Lies, Damned Lies and Politicians

If you haven’t yet heard the Diane Abbott interview on LBC please try to – it lives up to the hype better than an Anthony Joshua fight. I always said this blog would be a politics-free zone, but I suggest this purely from an entertainment viewpoint. I doubted whether the general public would be interested in the election so soon after Brexit, but this corker elevates politics to above You’ve Been Framed and YouTube cat videos in the nation’s playlist of mirth.

What was most interesting to me, through the whole excruciatingly clumsy and exquisitely funny four minutes, was not that a politician was squirming their way through an interview (and they really weren’t difficult questions – Nick Ferrari was surprisingly gentle) with bluster and delay and hollow soundbites. Sadly, we are all too used to that for it to be newsworthy. It was both the complete disregard for facts and the agonisingly inept grasp of mathematics that was breathtaking.

When I was a Maths teacher I was astonished at how readily people accepted their numerical failings. I know I’m biased, but you wouldn’t get people cheerily admitting that they can’t read and write. Yet an understanding of data really is quite a useful thing if we are not to all think that drink driving is safer than driving sober because more accidents are caused by sober drivers. With my lawyer’s hat on, and for the avoidance of doubt, more accidents are caused by sober drivers but that doesn’t mean drink driving is safer and you would be even more moronic than a politician to think so!

(The answer, by the way, to this woeful state of affairs in education is perhaps counter-intuitive – pay teachers more and you get better teachers and better learning. If you rewind three generations teachers were on a par, financially and in the esteem of the public, with doctors and lawyers, yet a teacher now earns a third of those counterparts. Anyhow, this solution will never be adopted and I promised this was not going to become political.)

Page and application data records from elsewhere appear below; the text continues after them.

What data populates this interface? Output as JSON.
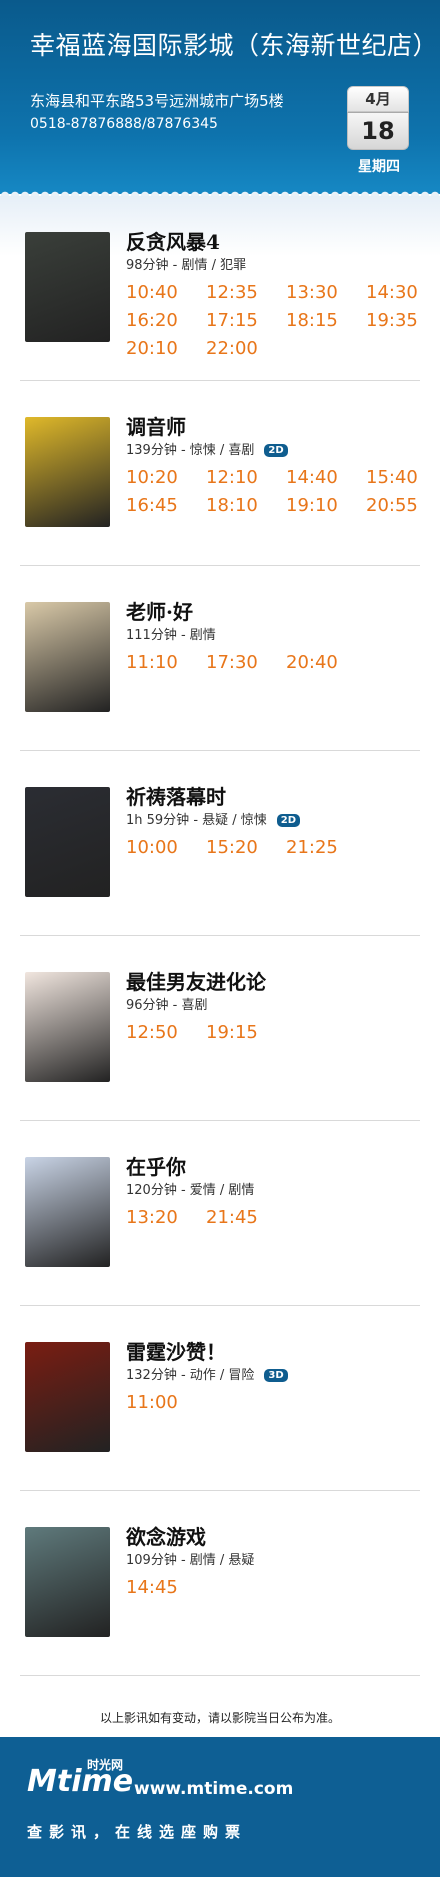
{
  "header": {
    "cinema_name": "幸福蓝海国际影城（东海新世纪店）",
    "address": "东海县和平东路53号远洲城市广场5楼",
    "phone": "0518-87876888/87876345",
    "date_month": "4月",
    "date_day": "18",
    "weekday": "星期四"
  },
  "movies": [
    {
      "title": "反贪风暴4",
      "meta": "98分钟 - 剧情 / 犯罪",
      "format": "",
      "poster_color": "#3a3f3a",
      "times": [
        "10:40",
        "12:35",
        "13:30",
        "14:30",
        "16:20",
        "17:15",
        "18:15",
        "19:35",
        "20:10",
        "22:00"
      ]
    },
    {
      "title": "调音师",
      "meta": "139分钟 - 惊悚 / 喜剧",
      "format": "2D",
      "poster_color": "#e0b92a",
      "times": [
        "10:20",
        "12:10",
        "14:40",
        "15:40",
        "16:45",
        "18:10",
        "19:10",
        "20:55"
      ]
    },
    {
      "title": "老师·好",
      "meta": "111分钟 - 剧情",
      "format": "",
      "poster_color": "#d9c9a8",
      "times": [
        "11:10",
        "17:30",
        "20:40"
      ]
    },
    {
      "title": "祈祷落幕时",
      "meta": "1h 59分钟 - 悬疑 / 惊悚",
      "format": "2D",
      "poster_color": "#2b2d33",
      "times": [
        "10:00",
        "15:20",
        "21:25"
      ]
    },
    {
      "title": "最佳男友进化论",
      "meta": "96分钟 - 喜剧",
      "format": "",
      "poster_color": "#f1e6df",
      "times": [
        "12:50",
        "19:15"
      ]
    },
    {
      "title": "在乎你",
      "meta": "120分钟 - 爱情 / 剧情",
      "format": "",
      "poster_color": "#c9d4e6",
      "times": [
        "13:20",
        "21:45"
      ]
    },
    {
      "title": "雷霆沙赞！",
      "meta": "132分钟 - 动作 / 冒险",
      "format": "3D",
      "poster_color": "#7a1d12",
      "times": [
        "11:00"
      ]
    },
    {
      "title": "欲念游戏",
      "meta": "109分钟 - 剧情 / 悬疑",
      "format": "",
      "poster_color": "#5f7a7c",
      "times": [
        "14:45"
      ]
    }
  ],
  "notice": "以上影讯如有变动，请以影院当日公布为准。",
  "footer": {
    "logo_m": "M",
    "logo_time": "time",
    "logo_cn": "时光网",
    "site_url": "www.mtime.com",
    "slogan": "查影讯，在线选座购票"
  }
}
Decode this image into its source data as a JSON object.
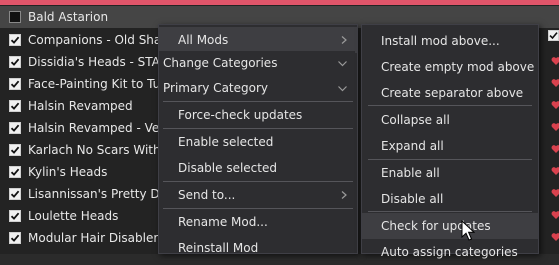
{
  "mod_list": {
    "rows": [
      {
        "label": "Bald Astarion",
        "checked": false
      },
      {
        "label": "Companions - Old Shad",
        "checked": true
      },
      {
        "label": "Dissidia's Heads - STAND",
        "checked": true
      },
      {
        "label": "Face-Painting Kit to Tuto",
        "checked": true
      },
      {
        "label": "Halsin Revamped",
        "checked": true
      },
      {
        "label": "Halsin Revamped - Vess",
        "checked": true
      },
      {
        "label": "Karlach No Scars With G",
        "checked": true
      },
      {
        "label": "Kylin's Heads",
        "checked": true
      },
      {
        "label": "Lisannissan's Pretty Dice",
        "checked": true
      },
      {
        "label": "Loulette Heads",
        "checked": true
      },
      {
        "label": "Modular Hair Disabler -",
        "checked": true
      }
    ]
  },
  "context_menu": {
    "all_mods": "All Mods",
    "change_categories": "Change Categories",
    "primary_category": "Primary Category",
    "force_check_updates": "Force-check updates",
    "enable_selected": "Enable selected",
    "disable_selected": "Disable selected",
    "send_to": "Send to...",
    "rename_mod": "Rename Mod...",
    "reinstall_mod": "Reinstall Mod"
  },
  "submenu": {
    "install_mod_above": "Install mod above...",
    "create_empty_mod_above": "Create empty mod above",
    "create_separator_above": "Create separator above",
    "collapse_all": "Collapse all",
    "expand_all": "Expand all",
    "enable_all": "Enable all",
    "disable_all": "Disable all",
    "check_for_updates": "Check for updates",
    "auto_assign_categories": "Auto assign categories"
  },
  "icons": {
    "checkbox": "checkbox-checked-icon",
    "heart": "heart-icon",
    "arrow": "chevron-right-icon",
    "dropdown": "chevron-down-icon",
    "cursor": "mouse-pointer-icon"
  },
  "colors": {
    "accent_bar": "#e0556a",
    "heart": "#d9414e",
    "menu_bg": "#2d2d30",
    "highlight": "#3e3e42"
  }
}
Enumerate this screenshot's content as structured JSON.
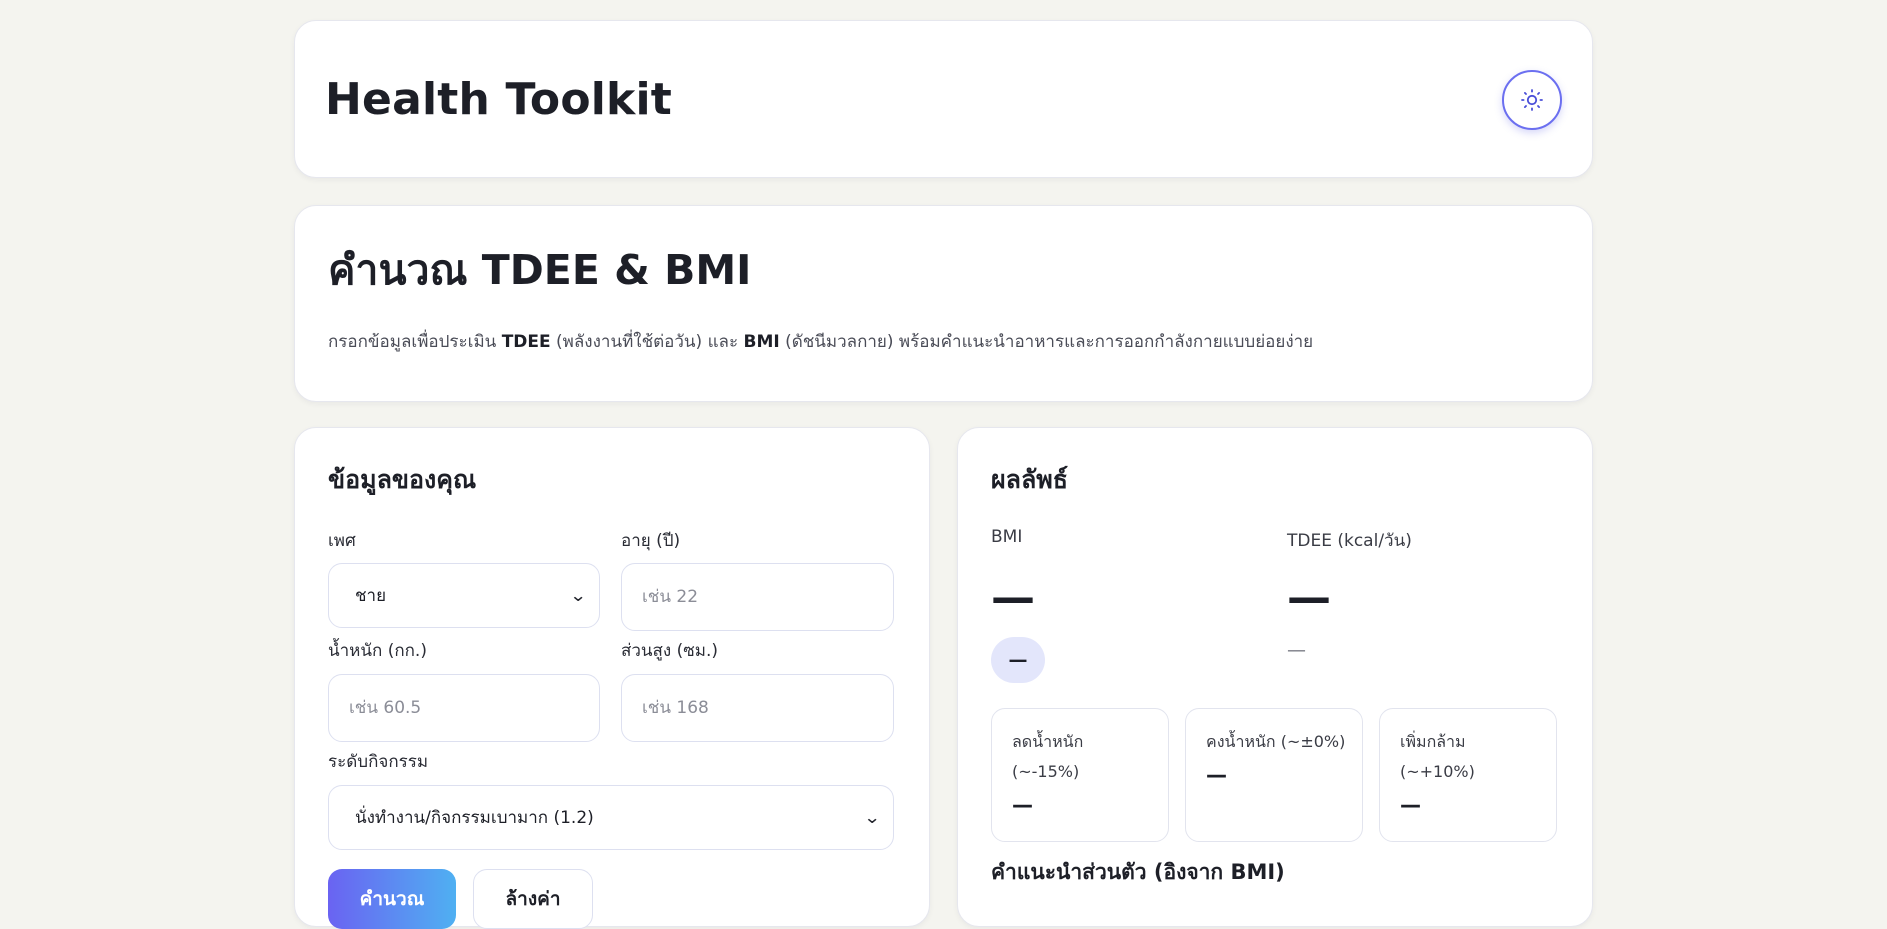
{
  "app": {
    "title": "Health Toolkit",
    "theme_toggle_icon": "sun-icon"
  },
  "intro": {
    "title": "คำนวณ TDEE & BMI",
    "desc_prefix": "กรอกข้อมูลเพื่อประเมิน ",
    "desc_tdee": "TDEE",
    "desc_tdee_expl": " (พลังงานที่ใช้ต่อวัน) และ ",
    "desc_bmi": "BMI",
    "desc_suffix": " (ดัชนีมวลกาย) พร้อมคำแนะนำอาหารและการออกกำลังกายแบบย่อยง่าย"
  },
  "form": {
    "title": "ข้อมูลของคุณ",
    "sex_label": "เพศ",
    "sex_value": "ชาย",
    "age_label": "อายุ (ปี)",
    "age_placeholder": "เช่น 22",
    "weight_label": "น้ำหนัก (กก.)",
    "weight_placeholder": "เช่น 60.5",
    "height_label": "ส่วนสูง (ซม.)",
    "height_placeholder": "เช่น 168",
    "activity_label": "ระดับกิจกรรม",
    "activity_value": "นั่งทำงาน/กิจกรรมเบามาก (1.2)",
    "calculate_label": "คำนวณ",
    "reset_label": "ล้างค่า"
  },
  "results": {
    "title": "ผลลัพธ์",
    "bmi_label": "BMI",
    "bmi_value": "—",
    "bmi_category": "—",
    "tdee_label": "TDEE (kcal/วัน)",
    "tdee_value": "—",
    "tdee_note": "—",
    "goals": [
      {
        "label": "ลดน้ำหนัก (~-15%)",
        "value": "—"
      },
      {
        "label": "คงน้ำหนัก (~±0%)",
        "value": "—"
      },
      {
        "label": "เพิ่มกล้าม (~+10%)",
        "value": "—"
      }
    ],
    "advice_title": "คำแนะนำส่วนตัว (อิงจาก BMI)"
  },
  "colors": {
    "background": "#f4f4ef",
    "accent": "#6b6ff0",
    "gradient_start": "#6a63f2",
    "gradient_end": "#4fb0f2",
    "badge_bg": "#e3e6fb"
  }
}
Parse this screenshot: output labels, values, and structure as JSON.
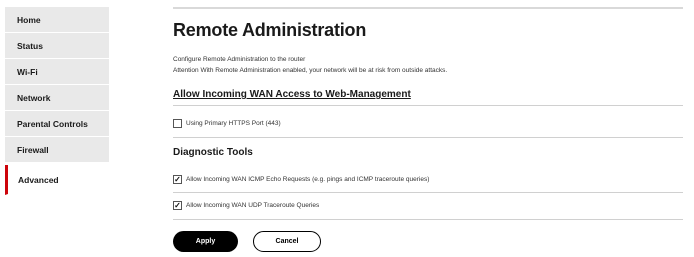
{
  "sidebar": {
    "items": [
      {
        "label": "Home"
      },
      {
        "label": "Status"
      },
      {
        "label": "Wi-Fi"
      },
      {
        "label": "Network"
      },
      {
        "label": "Parental Controls"
      },
      {
        "label": "Firewall"
      },
      {
        "label": "Advanced",
        "active": true
      }
    ],
    "active_color": "#cd040b"
  },
  "main": {
    "title": "Remote Administration",
    "description": "Configure Remote Administration to the router",
    "attention": "Attention With Remote Administration enabled, your network will be at risk from outside attacks.",
    "wan_section": {
      "heading": "Allow Incoming WAN Access to Web-Management",
      "https_option": {
        "label": "Using Primary HTTPS Port (443)",
        "checked": false
      }
    },
    "diagnostic_section": {
      "heading": "Diagnostic Tools",
      "icmp_option": {
        "label": "Allow Incoming WAN ICMP Echo Requests (e.g. pings and ICMP traceroute queries)",
        "checked": true
      },
      "udp_option": {
        "label": "Allow Incoming WAN UDP Traceroute Queries",
        "checked": true
      }
    },
    "buttons": {
      "apply": "Apply",
      "cancel": "Cancel"
    }
  }
}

Let’s look at the numbers from that interview yesterday:-

Abbott started with a figure of £300,000 to pay for 10,000 new police officers, which Ferrari rightly derided. Even without a calculator, Abbott should have known that £300,000 is unlikely to pay for many police officers and certainly not 10,000. She could of course have realised at this point that things were going disastrously wrong and admitted that she didn’t have the figures to hand, but a panicked mix of arrogance and stubbornness got in the way and she decided to continue flailing around and simply making up numbers off the top of her head in the vain hope that Ferrari would move on.

“Haha, no. I mean… sorry. They will cost… they will, it will cost, erm, about… about £80 million.”

Somehow, over the next few minutes, 10,000 new officers became 25,000, then 250,000 and in the final stuttering denouement “2000….and perhaps 250”. This, remember, is the shadow home secretary scatter-gunning zeros around like place value is as irrelevant as, say, the truth in an election campaign. In the final words she seemed to have found her notes and rattled off some ‘accurate’ numbers in the hope that it would restore some confidence in her woeful performance. It didn’t.

Let me make this clear:- I do not expect our MPs to be perfect and I certainly do not expect them to all hold Maths degrees. Abbott will probably not be the last to make an idiot of herself in this election campaign, and I expect those that join her will be spread across the political spectrum. We all make mistakes and most of us are just lucky that ours are not aired on live radio or TV.

What would be nice, though, is if they could admit they were wrong. Abbott had so many opportunities to do so, throughout the interview and afterwards (when she claimed she had merely misspoken and really did know her numbers), and that she chose not to is surely more destructive to her image, her party’s chances , and the electorate’s opinion of politicians in the long run.

It would also be nice, in an ideal world, if our MPs had at least some grasp of maths. They are, after all, tasked with making important decisions on our behalf and most of those decisions will have numbers involved somewhere along the line. 10,000 new police officers is a really very different proposal to 250,000, and £300,000 is a very different slice of the pie to £300 million.

Perhaps the most startling statistics revealed yesterday, and in the best traditions of statistics these are of course entirely made up on the spot, are that 63% of MPs don’t know their arse from their elbow and 89% would rather squirm, deflect, fudge and bluster than admit they were wrong. If those figures are true, the next two months will be tiresome and the future of our country is in a worse state than I already thought.

(And the answer, by the way, to this woeful state of affairs in politics is certainly counter-intuitive – pay MPs more and you get better MPs, but that is also unlikely to happen!)